» **What is required**:
Without any images, output the records below verbatim.

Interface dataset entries
════════

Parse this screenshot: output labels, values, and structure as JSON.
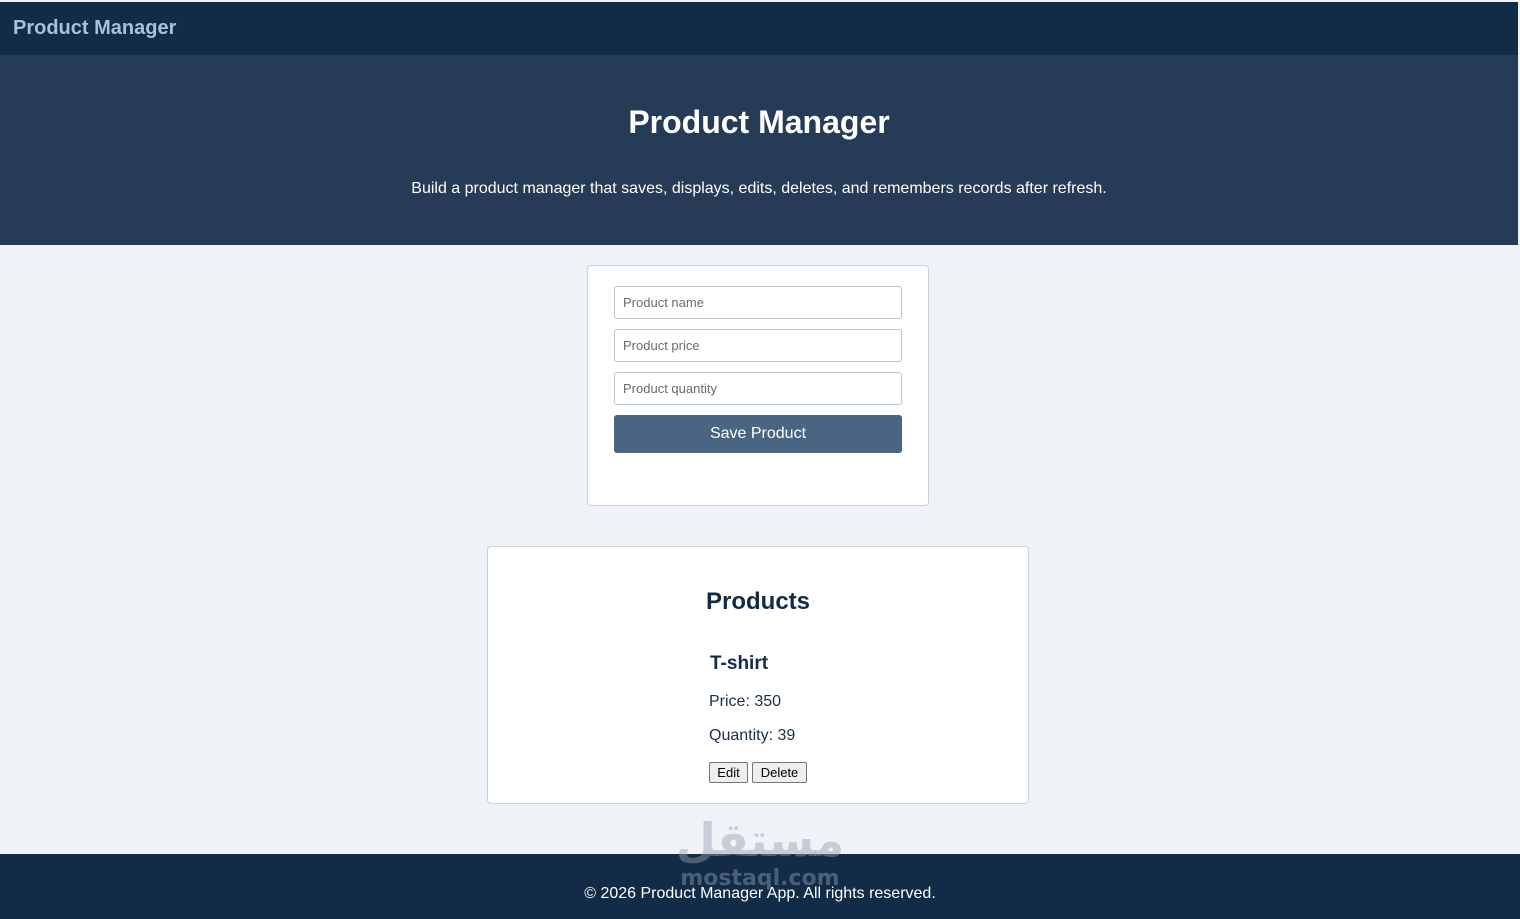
{
  "topbar": {
    "brand": "Product Manager"
  },
  "hero": {
    "title": "Product Manager",
    "subtitle": "Build a product manager that saves, displays, edits, deletes, and remembers records after refresh."
  },
  "form": {
    "name_placeholder": "Product name",
    "price_placeholder": "Product price",
    "quantity_placeholder": "Product quantity",
    "save_label": "Save Product"
  },
  "products": {
    "title": "Products",
    "items": [
      {
        "name": "T-shirt",
        "price": "Price: 350",
        "quantity": "Quantity: 39",
        "edit_label": "Edit",
        "delete_label": "Delete"
      }
    ]
  },
  "footer": {
    "text": "© 2026 Product Manager App. All rights reserved."
  },
  "watermark": {
    "arabic": "مستقل",
    "latin": "mostaql.com"
  },
  "colors": {
    "nav": "#122b47",
    "hero": "#263b55",
    "accent": "#4a6582",
    "background": "#eff3f8"
  }
}
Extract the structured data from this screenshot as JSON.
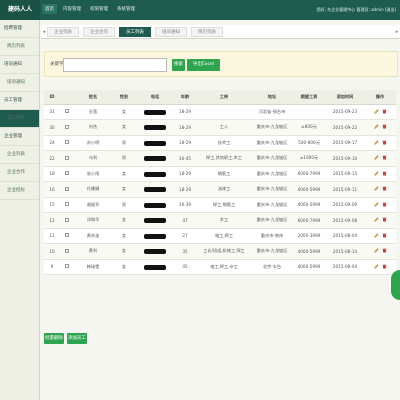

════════

» **Task solution**:
Parse this screenshot: output labels, values, and structure as JSON.
{
  "topbar": {
    "brand": "Product Manager"
  },
  "hero": {
    "title": "Product Manager",
    "subtitle": "Build a product manager that saves, displays, edits, deletes, and remembers records after refresh."
  },
  "form": {
    "name_placeholder": "Product name",
    "price_placeholder": "Product price",
    "quantity_placeholder": "Product quantity",
    "save_label": "Save Product"
  },
  "products": {
    "title": "Products",
    "items": [
      {
        "name": "T-shirt",
        "price": "Price: 350",
        "quantity": "Quantity: 39",
        "edit_label": "Edit",
        "delete_label": "Delete"
      }
    ]
  },
  "footer": {
    "text": "© 2026 Product Manager App. All rights reserved."
  },
  "watermark": {
    "arabic": "مستقل",
    "latin": "mostaql.com"
  },
  "colors": {
    "nav": "#122b47",
    "hero": "#263b55",
    "accent": "#4a6582",
    "background": "#eff3f8"
  }
}
Extract the structured data from this screenshot as JSON.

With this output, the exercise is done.